Being born in a Cesarean section negatively affects a baby's ability to focus on a particular area of interest, says a new study conducted at York University.
"Our research has revealed that being born by a C-section slows a baby's spatial attention, which plays a role in its ability to focus on a particular area or object of interest," said Scott Adler, professor at York University in Toronto, Canada.
Prior to this study, very little was known about how the birth experience influences a baby's psychological and brain development, though earlier studies have shown that factors such as birth weight and the mother's age impact child development.
For the study, 34 infants were presented with two types of object selection tasks, to measure the latency of eye movements in hundreds of milliseconds.
In a 30-minute session, the infants were on their backs with the stimuli above them on a screen, while infrared light tracked their eye movements.
The researchers found that babies delivered by natural birth were quicker in focusing attention on an object of interest than those delivered by Cesarean section.
According to Adler, these are very important findings, considering there is a steady increase in the number of babies delivered by Cesarean sections.
He also added that further research into this attention difference by examining whether the Cesarean was due to birthing complications or by choice, and whether it has a long term impact, will also offer insight into the reason for differences in spatial attention in children.

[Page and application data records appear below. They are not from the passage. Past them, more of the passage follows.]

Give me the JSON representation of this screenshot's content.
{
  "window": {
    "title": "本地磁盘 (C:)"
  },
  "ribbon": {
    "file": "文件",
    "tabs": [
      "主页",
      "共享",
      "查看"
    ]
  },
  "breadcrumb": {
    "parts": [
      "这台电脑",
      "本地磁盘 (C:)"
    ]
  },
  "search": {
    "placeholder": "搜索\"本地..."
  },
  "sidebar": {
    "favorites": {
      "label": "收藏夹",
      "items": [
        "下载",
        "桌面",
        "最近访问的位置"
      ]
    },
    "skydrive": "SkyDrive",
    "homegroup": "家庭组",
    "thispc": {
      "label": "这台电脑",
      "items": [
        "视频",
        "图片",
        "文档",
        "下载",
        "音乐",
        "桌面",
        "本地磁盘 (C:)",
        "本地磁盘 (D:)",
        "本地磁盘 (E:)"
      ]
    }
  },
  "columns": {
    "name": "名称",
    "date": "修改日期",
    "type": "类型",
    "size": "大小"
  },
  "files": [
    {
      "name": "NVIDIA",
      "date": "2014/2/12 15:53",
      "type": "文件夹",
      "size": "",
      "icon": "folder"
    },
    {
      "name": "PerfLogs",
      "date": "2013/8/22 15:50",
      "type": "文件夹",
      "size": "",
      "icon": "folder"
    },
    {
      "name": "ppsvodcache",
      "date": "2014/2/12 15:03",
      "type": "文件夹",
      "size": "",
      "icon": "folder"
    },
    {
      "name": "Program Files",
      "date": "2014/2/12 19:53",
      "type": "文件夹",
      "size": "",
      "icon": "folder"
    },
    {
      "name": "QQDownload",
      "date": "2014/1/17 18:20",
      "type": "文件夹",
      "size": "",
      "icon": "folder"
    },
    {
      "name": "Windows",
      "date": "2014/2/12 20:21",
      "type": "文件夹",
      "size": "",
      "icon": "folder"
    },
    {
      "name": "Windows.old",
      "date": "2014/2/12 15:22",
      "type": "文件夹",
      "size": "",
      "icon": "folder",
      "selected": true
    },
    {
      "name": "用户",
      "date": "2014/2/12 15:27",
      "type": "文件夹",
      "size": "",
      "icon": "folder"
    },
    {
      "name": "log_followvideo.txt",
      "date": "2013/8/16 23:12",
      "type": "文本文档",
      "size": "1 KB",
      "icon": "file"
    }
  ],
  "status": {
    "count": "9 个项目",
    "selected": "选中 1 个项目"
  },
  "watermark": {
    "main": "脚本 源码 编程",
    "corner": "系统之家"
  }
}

The study was published online in the journal Attention, Perception, & Psychophysics